Links from Staying Alive: How to get the best from the NHS from Phil Hammond (2015).
The premise of Just One Thing, a BBC podcast, is to investigate lifestyle changes that improve health. One idea per episode, covered in 15 minutes. I love that concept, and these are my “what, why and how” notes for each change.
OpenPose software detects bodies in video. It runs best on GPU hardware, including on servers. An easy way to set that up is with Google’s Compute Platform, which is a metered cloud platform that can be configured with GPU hardware. There’s a couple of tricks to know, but it does give significant speed-ups over non-GPU hardware.
I’ve been running simulations that rely on random numbers, and I’m chasing two desirable properties. First, if I run the same code with the same arguments, I want the same results (whenever possible). And I want interrupted runs to pick up from where they left off. Repeatable and resumable code. These are my notes on the progress I’ve made, using the Rust programming language.
The other day I was asked to recommend resources for learning the Rust programming language. Here’s what I came up with.

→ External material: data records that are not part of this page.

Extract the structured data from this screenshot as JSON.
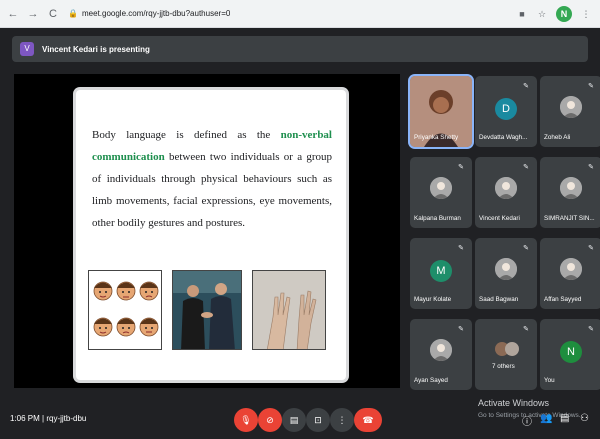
{
  "browser": {
    "url": "meet.google.com/rqy-jjtb-dbu?authuser=0",
    "profile_initial": "N",
    "back_icon": "arrow-left-icon",
    "forward_icon": "arrow-right-icon",
    "reload_icon": "reload-icon"
  },
  "banner": {
    "avatar_letter": "V",
    "text": "Vincent Kedari is presenting"
  },
  "slide": {
    "text_before": "Body language is defined as the ",
    "highlight": "non-verbal communication",
    "text_after": " between two individuals or a group of individuals through physical behaviours such as limb movements, facial expressions, eye movements, other bodily gestures and postures.",
    "highlight_color": "#1e8f4e"
  },
  "participants": [
    {
      "name": "Priyanka Shetty",
      "type": "photo",
      "speaking": true
    },
    {
      "name": "Devdatta Wagh...",
      "type": "letter",
      "letter": "D",
      "color": "#1a8aa0",
      "muted": true
    },
    {
      "name": "Zoheb Ali",
      "type": "photo",
      "muted": true
    },
    {
      "name": "Kalpana Burman",
      "type": "photo",
      "muted": true
    },
    {
      "name": "Vincent Kedari",
      "type": "photo",
      "muted": true
    },
    {
      "name": "SIMRANJIT SIN...",
      "type": "photo",
      "muted": true
    },
    {
      "name": "Mayur Kolate",
      "type": "letter",
      "letter": "M",
      "color": "#1e8e6a",
      "muted": true
    },
    {
      "name": "Saad Bagwan",
      "type": "photo",
      "muted": true
    },
    {
      "name": "Affan Sayyed",
      "type": "photo",
      "muted": true
    },
    {
      "name": "Ayan Sayed",
      "type": "photo",
      "muted": true
    },
    {
      "name": "7 others",
      "type": "group",
      "muted": true
    },
    {
      "name": "You",
      "type": "letter",
      "letter": "N",
      "color": "#1e8e3e",
      "muted": true
    }
  ],
  "bottom": {
    "time": "1:06 PM",
    "separator": "|",
    "meeting_code": "rqy-jjtb-dbu"
  },
  "watermark": {
    "title": "Activate Windows",
    "subtitle": "Go to Settings to activate Windows."
  },
  "colors": {
    "end_call": "#ea4335",
    "active_ring": "#8ab4f8"
  }
}
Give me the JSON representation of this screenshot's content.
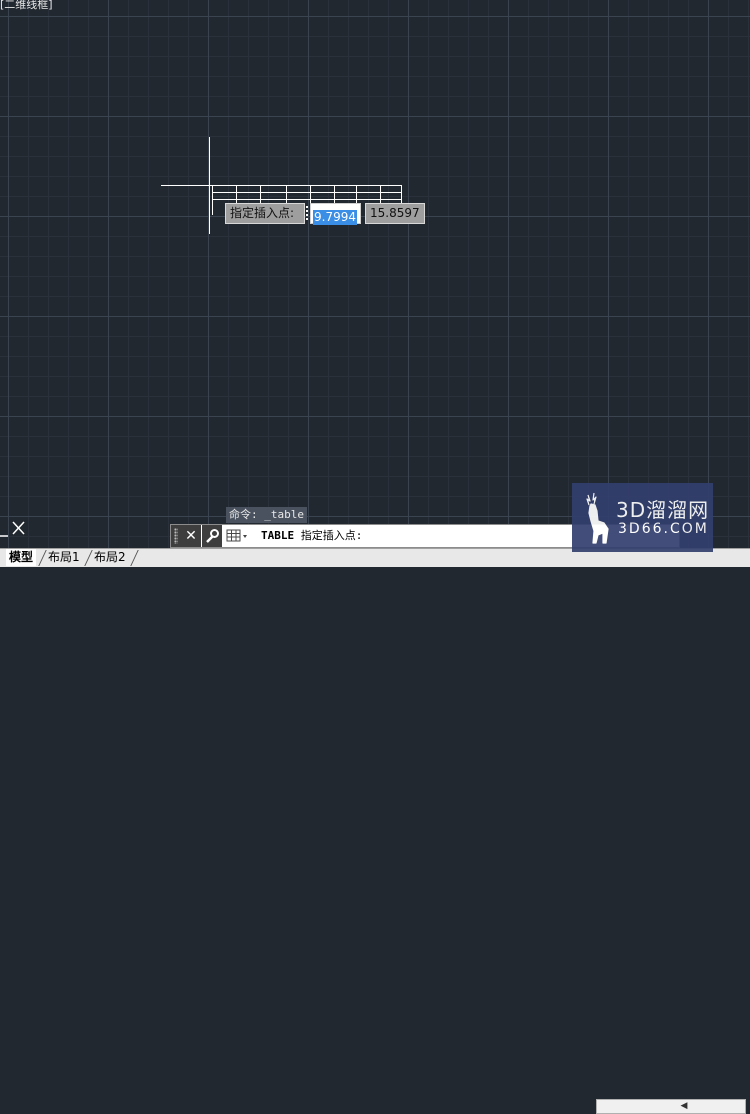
{
  "window": {
    "title_fragment": "[二维线框]"
  },
  "dynamic_input": {
    "prompt_label": "指定插入点:",
    "x_value": "9.7994",
    "y_value": "15.8597"
  },
  "command_line": {
    "history": "命令: _table",
    "close_icon": "close-icon",
    "customize_icon": "wrench-icon",
    "recent_icon": "table-icon",
    "current_command": "TABLE",
    "current_prompt": " 指定插入点:"
  },
  "layout_tabs": [
    {
      "label": "模型",
      "active": true
    },
    {
      "label": "布局1",
      "active": false
    },
    {
      "label": "布局2",
      "active": false
    }
  ],
  "watermark": {
    "brand": "3D溜溜网",
    "domain": "3D66.COM",
    "logo_icon": "deer-logo-icon"
  },
  "colors": {
    "canvas_bg": "#212830",
    "selection": "#3a8ee6",
    "watermark_bg": "#333f6e"
  }
}
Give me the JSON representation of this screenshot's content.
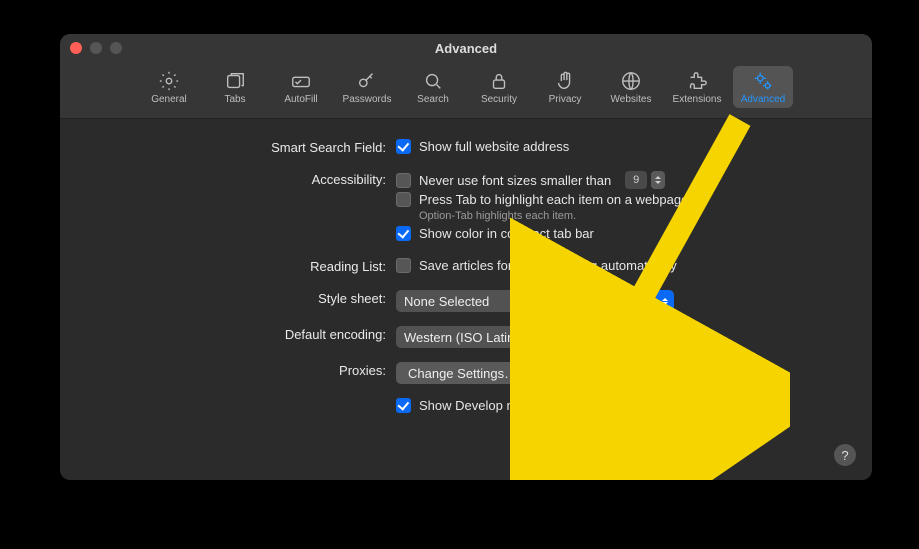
{
  "window": {
    "title": "Advanced"
  },
  "tabs": {
    "general": "General",
    "tabs": "Tabs",
    "autofill": "AutoFill",
    "passwords": "Passwords",
    "search": "Search",
    "security": "Security",
    "privacy": "Privacy",
    "websites": "Websites",
    "extensions": "Extensions",
    "advanced": "Advanced"
  },
  "sections": {
    "smart_search_field": {
      "label": "Smart Search Field:",
      "show_full_address": "Show full website address"
    },
    "accessibility": {
      "label": "Accessibility:",
      "never_use_font": "Never use font sizes smaller than",
      "font_size": "9",
      "press_tab": "Press Tab to highlight each item on a webpage",
      "option_tab_hint": "Option-Tab highlights each item.",
      "show_color": "Show color in compact tab bar"
    },
    "reading_list": {
      "label": "Reading List:",
      "save_offline": "Save articles for offline reading automatically"
    },
    "style_sheet": {
      "label": "Style sheet:",
      "value": "None Selected"
    },
    "default_encoding": {
      "label": "Default encoding:",
      "value": "Western (ISO Latin 1)"
    },
    "proxies": {
      "label": "Proxies:",
      "button": "Change Settings…"
    },
    "develop_menu": {
      "label": "Show Develop menu in menu bar"
    }
  },
  "help": "?"
}
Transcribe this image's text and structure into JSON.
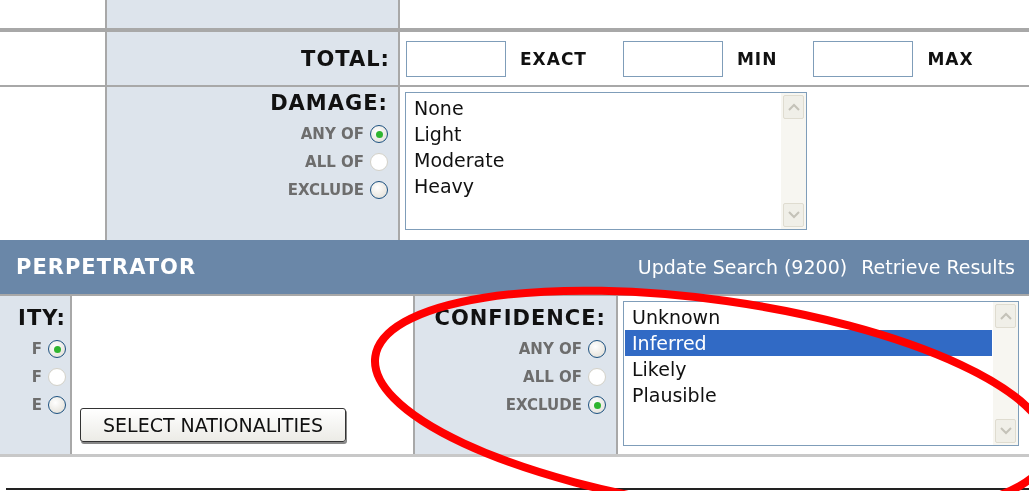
{
  "total": {
    "label": "TOTAL:",
    "fields": [
      {
        "label": "EXACT"
      },
      {
        "label": "MIN"
      },
      {
        "label": "MAX"
      }
    ]
  },
  "damage": {
    "label": "DAMAGE:",
    "modes": [
      {
        "label": "ANY OF",
        "selected": true,
        "disabled": false
      },
      {
        "label": "ALL OF",
        "selected": false,
        "disabled": true
      },
      {
        "label": "EXCLUDE",
        "selected": false,
        "disabled": false
      }
    ],
    "options": [
      {
        "label": "None",
        "selected": false
      },
      {
        "label": "Light",
        "selected": false
      },
      {
        "label": "Moderate",
        "selected": false
      },
      {
        "label": "Heavy",
        "selected": false
      }
    ]
  },
  "section_header": {
    "title": "PERPETRATOR",
    "links": [
      "Update Search (9200)",
      "Retrieve Results"
    ]
  },
  "nationality": {
    "label": "ITY:",
    "modes": [
      {
        "label": "F",
        "selected": true,
        "disabled": false
      },
      {
        "label": "F",
        "selected": false,
        "disabled": true
      },
      {
        "label": "E",
        "selected": false,
        "disabled": false
      }
    ],
    "button": "SELECT NATIONALITIES"
  },
  "confidence": {
    "label": "CONFIDENCE:",
    "modes": [
      {
        "label": "ANY OF",
        "selected": false,
        "disabled": false
      },
      {
        "label": "ALL OF",
        "selected": false,
        "disabled": true
      },
      {
        "label": "EXCLUDE",
        "selected": true,
        "disabled": false
      }
    ],
    "options": [
      {
        "label": "Unknown",
        "selected": false
      },
      {
        "label": "Inferred",
        "selected": true
      },
      {
        "label": "Likely",
        "selected": false
      },
      {
        "label": "Plausible",
        "selected": false
      }
    ]
  }
}
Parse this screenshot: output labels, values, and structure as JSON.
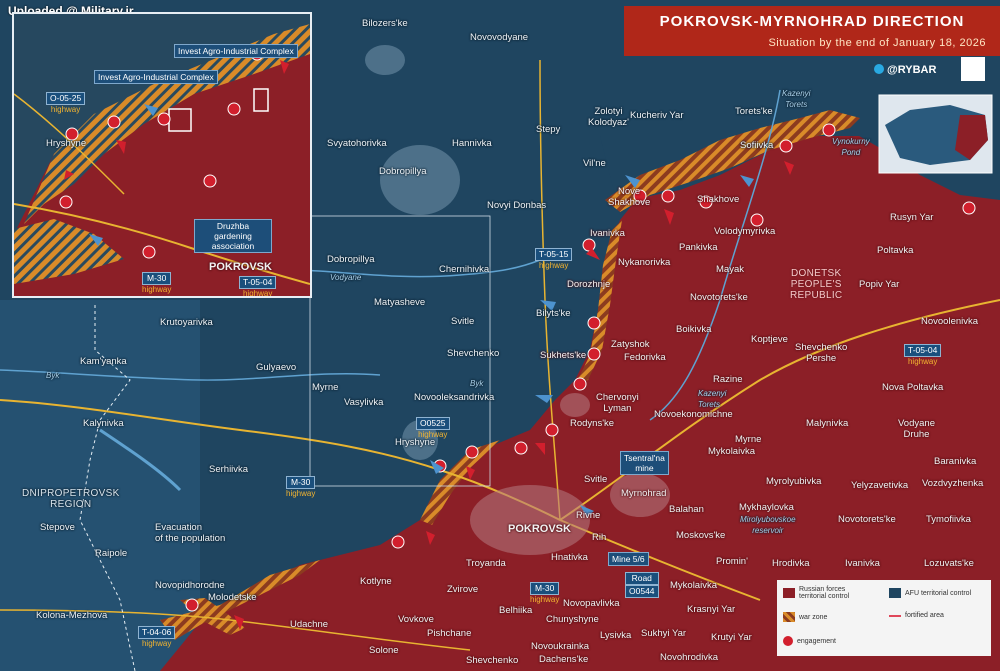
{
  "watermark": "Uploaded @ Military.ir",
  "header": {
    "title": "POKROVSK-MYRNOHRAD DIRECTION",
    "subtitle": "Situation by the end of January 18, 2026",
    "brand": "@RYBAR",
    "brand_icon": "telegram-icon"
  },
  "colors": {
    "afu_control": "#1f4560",
    "russian_control": "#8c1f27",
    "war_zone": "#d98b29",
    "fortified": "#e0475a",
    "engagement": "#d21f2d",
    "title_bg": "#b02719",
    "highway": "#e8b431"
  },
  "inset": {
    "labels": {
      "invest1": "Invest Agro-Industrial Complex",
      "invest2": "Invest Agro-Industrial Complex",
      "hryshyne": "Hryshyne",
      "druzhba": "Druzhba gardening association",
      "pokrovsk": "POKROVSK"
    },
    "highways": {
      "o0525": {
        "code": "O-05-25",
        "type": "highway"
      },
      "m30": {
        "code": "M-30",
        "type": "highway"
      },
      "t0504": {
        "code": "T-05-04",
        "type": "highway"
      }
    }
  },
  "places": {
    "bilozerske": "Bilozers'ke",
    "novovodyane": "Novovodyane",
    "zolotyi": "Zolotyi\nKolodyaz'",
    "kucheriv_yar": "Kucheriv Yar",
    "toretske": "Torets'ke",
    "svyatohorivka": "Svyatohorivka",
    "hannivka": "Hannivka",
    "stepy": "Stepy",
    "sofiivka": "Sofiivka",
    "dobropillya1": "Dobropillya",
    "vilne": "Vil'ne",
    "nove_shakhove": "Nove\nShakhove",
    "shakhove": "Shakhove",
    "novyi_donbas": "Novyi Donbas",
    "ivanivka_n": "Ivanivka",
    "volodymyrivka": "Volodymyrivka",
    "rusyn_yar": "Rusyn Yar",
    "pankivka": "Pankivka",
    "poltavka": "Poltavka",
    "dobropillya2": "Dobropillya",
    "nykanorivka": "Nykanorivka",
    "chernihivka": "Chernihivka",
    "mayak": "Mayak",
    "dorozhnje": "Dorozhnje",
    "popiv_yar": "Popiv Yar",
    "matyasheve": "Matyasheve",
    "novotoretske_n": "Novotorets'ke",
    "bilytske": "Bilyts'ke",
    "krutoyarivka": "Krutoyarivka",
    "svitle_n": "Svitle",
    "boikivka": "Boikivka",
    "novoolenivka": "Novoolenivka",
    "zatyshok": "Zatyshok",
    "koptjeve": "Koptjeve",
    "shevchenko_n": "Shevchenko",
    "sukhetske": "Sukhets'ke",
    "fedorivka": "Fedorivka",
    "shevchenko_pershe": "Shevchenko\nPershe",
    "kamyanka": "Kam'yanka",
    "gulyaevo": "Gulyaevo",
    "razine": "Razine",
    "nova_poltavka": "Nova Poltavka",
    "myrne_w": "Myrne",
    "chervonyi_lyman": "Chervonyi\nLyman",
    "vasylivka": "Vasylivka",
    "novooleksandrivka": "Novooleksandrivka",
    "novoekonomichne": "Novoekonomichne",
    "kalynivka": "Kalynivka",
    "rodynske": "Rodyns'ke",
    "malynivka": "Malynivka",
    "vodyane_druhe": "Vodyane\nDruhe",
    "myrne_e": "Myrne",
    "mykolaivka_e": "Mykolaivka",
    "baranivka": "Baranivka",
    "hryshyne": "Hryshyne",
    "serhiivka": "Serhiivka",
    "myrolyubivka": "Myrolyubivka",
    "yelyzavetivka": "Yelyzavetivka",
    "svitle_s": "Svitle",
    "myrnohrad": "Myrnohrad",
    "vozdvyzhenka": "Vozdvyzhenka",
    "mykhaylovka": "Mykhaylovka",
    "balahan": "Balahan",
    "novotoretske_s": "Novotorets'ke",
    "tymofiivka": "Tymofiivka",
    "pokrovsk": "POKROVSK",
    "rivne": "Rivne",
    "stepove": "Stepove",
    "moskovske": "Moskovs'ke",
    "rih": "Rih",
    "hnativka": "Hnativka",
    "raipole": "Raipole",
    "troyanda": "Troyanda",
    "promin": "Promin'",
    "hrodivka": "Hrodivka",
    "ivanivka_s": "Ivanivka",
    "lozuvatske": "Lozuvats'ke",
    "novopidhorodne": "Novopidhorodne",
    "kotlyne": "Kotlyne",
    "zvirove": "Zvirove",
    "molodetske": "Molodetske",
    "mykolaivka_s": "Mykolaivka",
    "kolona_mezhova": "Kolona-Mezhova",
    "belhiika": "Belhiika",
    "novopavlivka": "Novopavlivka",
    "krasnyi_yar": "Krasnyi Yar",
    "udachne": "Udachne",
    "vovkove": "Vovkove",
    "chunyshyne": "Chunyshyne",
    "pishchane": "Pishchane",
    "lysivka": "Lysivka",
    "sukhyi_yar": "Sukhyi Yar",
    "krutyi_yar": "Krutyi Yar",
    "solone": "Solone",
    "novoukrainka": "Novoukrainka",
    "shevchenko_s": "Shevchenko",
    "dachenske": "Dachens'ke",
    "novohrodivka": "Novohrodivka"
  },
  "regions": {
    "donetsk": "DONETSK\nPEOPLE'S\nREPUBLIC",
    "dnipropetrovsk": "DNIPROPETROVSK\nREGION"
  },
  "water": {
    "kazenyi_torets_n": "Kazenyi\nTorets",
    "vynokurny": "Vynokurny\nPond",
    "kazenyi_torets_s": "Kazenyi\nTorets",
    "vodyane": "Vodyane",
    "byk": "Byk",
    "byk2": "Byk",
    "myrolyubovskoe": "Mirolyubovskoe\nreservoir"
  },
  "highways": {
    "t0515": {
      "code": "T-05-15",
      "type": "highway"
    },
    "t0504_e": {
      "code": "T-05-04",
      "type": "highway"
    },
    "o0525": {
      "code": "O0525",
      "type": "highway"
    },
    "m30_w": {
      "code": "M-30",
      "type": "highway"
    },
    "m30_s": {
      "code": "M-30",
      "type": "highway"
    },
    "t0406": {
      "code": "T-04-06",
      "type": "highway"
    },
    "road_o0544": {
      "code": "Road",
      "type": "O0544"
    }
  },
  "callouts": {
    "evacuation": "Evacuation\nof the population",
    "tsentralna": "Tsentral'na\nmine",
    "mine56": "Mine 5/6"
  },
  "legend": {
    "russian": "Russian forces\nterritorial control",
    "afu": "AFU territorial control",
    "war_zone": "war zone",
    "fortified": "fortified area",
    "engagement": "engagement"
  }
}
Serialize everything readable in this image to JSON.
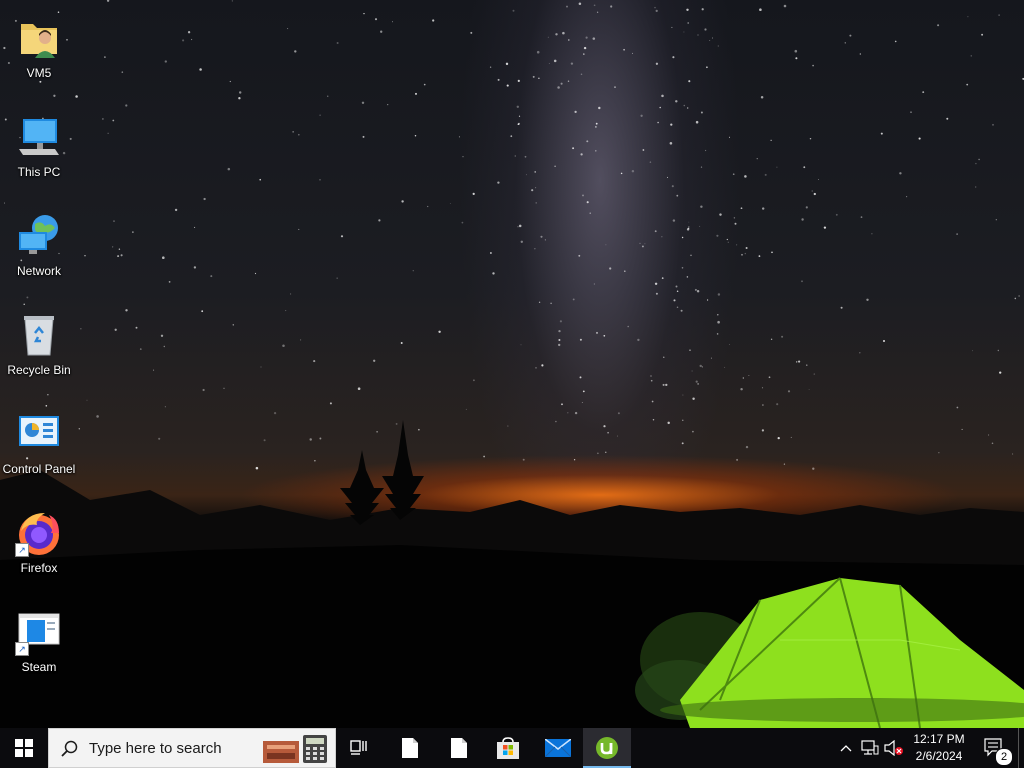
{
  "desktop": {
    "icons": [
      {
        "label": "VM5",
        "icon": "user-folder-icon"
      },
      {
        "label": "This PC",
        "icon": "computer-icon"
      },
      {
        "label": "Network",
        "icon": "network-icon"
      },
      {
        "label": "Recycle Bin",
        "icon": "recycle-bin-icon"
      },
      {
        "label": "Control Panel",
        "icon": "control-panel-icon"
      },
      {
        "label": "Firefox",
        "icon": "firefox-icon"
      },
      {
        "label": "Steam",
        "icon": "steam-icon"
      }
    ]
  },
  "taskbar": {
    "search_placeholder": "Type here to search",
    "pinned": [
      {
        "icon": "start-windows-icon"
      },
      {
        "icon": "task-view-icon"
      },
      {
        "icon": "file-icon"
      },
      {
        "icon": "file-icon"
      },
      {
        "icon": "microsoft-store-icon"
      },
      {
        "icon": "mail-icon"
      },
      {
        "icon": "utorrent-icon",
        "active": true
      }
    ],
    "tray": {
      "time": "12:17 PM",
      "date": "2/6/2024",
      "notification_count": "2"
    }
  },
  "colors": {
    "taskbar_bg": "#0b0b0e",
    "accent": "#76b9ed",
    "tent_green": "#8ee01e"
  }
}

Emergent engineering is how you tackle complex systems. It’s for when the perfectly reasonable standard engineering approach doesn’t work any more. When fault-free and predictable isn’t getting you anywhere.
“The act and experience of programming is, at its heart, a fundamentally human activity […] When considering programming, therefore, it would be a glaring omission to not involve people who specialize in studying artifacts and the human activity that yields them: archaeologists.”
You know the routine for porting from Scala 2.12 to 2.13: you’ll get a bunch of compiler errors and warnings, and you can quickly enough hack your way through them.
There is, though, one runtime issue I’ve bumped into. When pattern matching on
Seq from a library, you need to be careful about what kind of a
Seq you’ve been handed.
I’m accumulating notes on the principles in Rust. These are the things I want to keep in easy reach to refresh my understanding.
1R (“one rule”) is a rule learning algorithm that first appeared in 1993. It’s a baseline algorithm: if you can’t do as well as this, you need to think again. This post describes my implementation in Rust. For me, implementing an algorithm is a fun way to improve my knowledge of a language and ecosystem.
What are the causes of ageing? Is it the accumulation of damage, or over-running healthy development? The latter is addressed on Aging is not programmed: Genetic pseudo-program is a shadow of developmental growth, and these are my notes on that paper.